In this paper I confront Fuller’s conception of Humanity 2.0 with the techno-democratic theories of Fukuyama (2003) and Rawls (1999). What happens to democratic values such as inclusion, rule of law, equality and fairness in an age of technology intensive output-based policymaking? Traditional models of input democracy are based on the moral intuition that the unintended consequences of natural selection are undeserved and call for social redress and compensation. However, in humanity 2.0 these unintended consequences are turned into intended as an effect of bioengineering and biomedical intervention. This, I argue, leads to an erosion of the natural luck paradigm on which  standard theories of distributive justice rest. Hence, people can no longer be expected to recognize each other as natural equals. Now compare this claim to Fuller’s idea that the welfare state needs to reassure the collectivization of burdens and benefits of radical scientific experimentation. Even if this might energize the welfare system and deliver a new momentum to the welfare state in an age of demographic change, it is not clear on which basis this political disposition for collectivizing such scientific benefits rests. In short, it seems implausible that the new techno-elites, that has translated the unintended consequence of natural selection into intended, will be convinced of distributing the benefits of scientific experiments to the wider society. If the biosubstrate of the political elite is radically different in terms of intelligence, life expectancy, bodily performance etc. than those disabled, it is no longer clear what the basis of redistribution and fairness should be. Hence, I argue that important elements of traditional democracy are still robust and necessary to vouch for the legitimacy of humanity 2.0.
Fuller’s Categorical Imperative: The Will to Proaction
J. Britt Holbrook, Georgia Institute of Technology
Two 19th century philosophers – William James and Friedrich Nietzsche – and one on the border of the 18th and 19th centuries – Immanuel Kant – underlie Fuller’s support for the proactionary imperative as a guide to life in ‘Humanity 2.0’. I make reference to the thought of these thinkers (James’s will to believe, Nietzsche’s will to power, and Kant’s categorical imperative) in my critique of Fuller’s will to proaction. First, I argue that, despite a superficial resemblance, James’s view about the risk of uncertainty does not map well onto the proactionary principle. Second, however, I argue that James’s notion that our epistemological preferences reveal something about our ‘passional nature’ connects with Nietzsche’s idea of the will to power in a way that allows us to diagnose Fuller’s ‘moral entrepreneur’ as revelatory of Fuller’s own  ‘categorical imperative’. But my larger critique rests on the connection between Fuller’s thinking and that of Wilhelm von Humboldt.
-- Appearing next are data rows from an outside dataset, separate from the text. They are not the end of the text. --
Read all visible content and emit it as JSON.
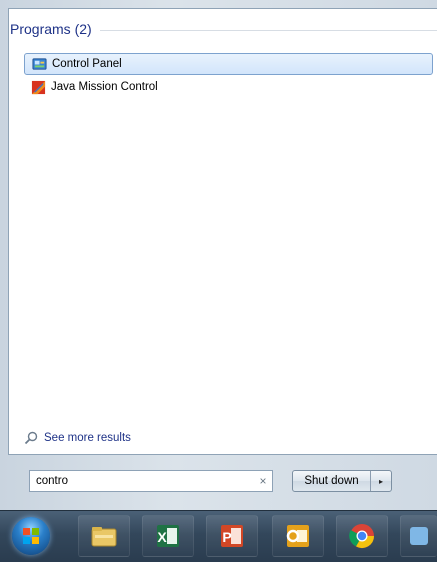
{
  "programs": {
    "header": "Programs (2)",
    "items": [
      {
        "label": "Control Panel",
        "icon": "control-panel-icon",
        "selected": true
      },
      {
        "label": "Java Mission Control",
        "icon": "java-mission-control-icon",
        "selected": false
      }
    ]
  },
  "see_more": {
    "label": "See more results",
    "icon": "magnifier-icon"
  },
  "search": {
    "value": "contro",
    "clear_icon": "×"
  },
  "shutdown": {
    "label": "Shut down",
    "arrow": "▸"
  },
  "taskbar": {
    "items": [
      {
        "name": "start-button",
        "icon": "windows-orb-icon"
      },
      {
        "name": "file-explorer",
        "icon": "folder-icon"
      },
      {
        "name": "excel",
        "icon": "excel-icon"
      },
      {
        "name": "powerpoint",
        "icon": "powerpoint-icon"
      },
      {
        "name": "outlook",
        "icon": "outlook-icon"
      },
      {
        "name": "chrome",
        "icon": "chrome-icon"
      }
    ]
  },
  "colors": {
    "accent_blue": "#1e3287",
    "selection_border": "#7da2ce"
  }
}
I argue that Fuller accepts not only Humboldt’s ideas about the integration of research and education, but also – and this is the main weakness of Fuller’s position – Humboldt’s lesser recognized thesis about the relation between knowledge and society. Humboldt defends the pursuit of knowledge for its own sake on the grounds that this is necessary to benefit society. I criticize this view and argue that Fuller’s account of the public intellectual as an agent of distributive justice is inadequate to escape the critique of the pursuit of knowledge for its own sake.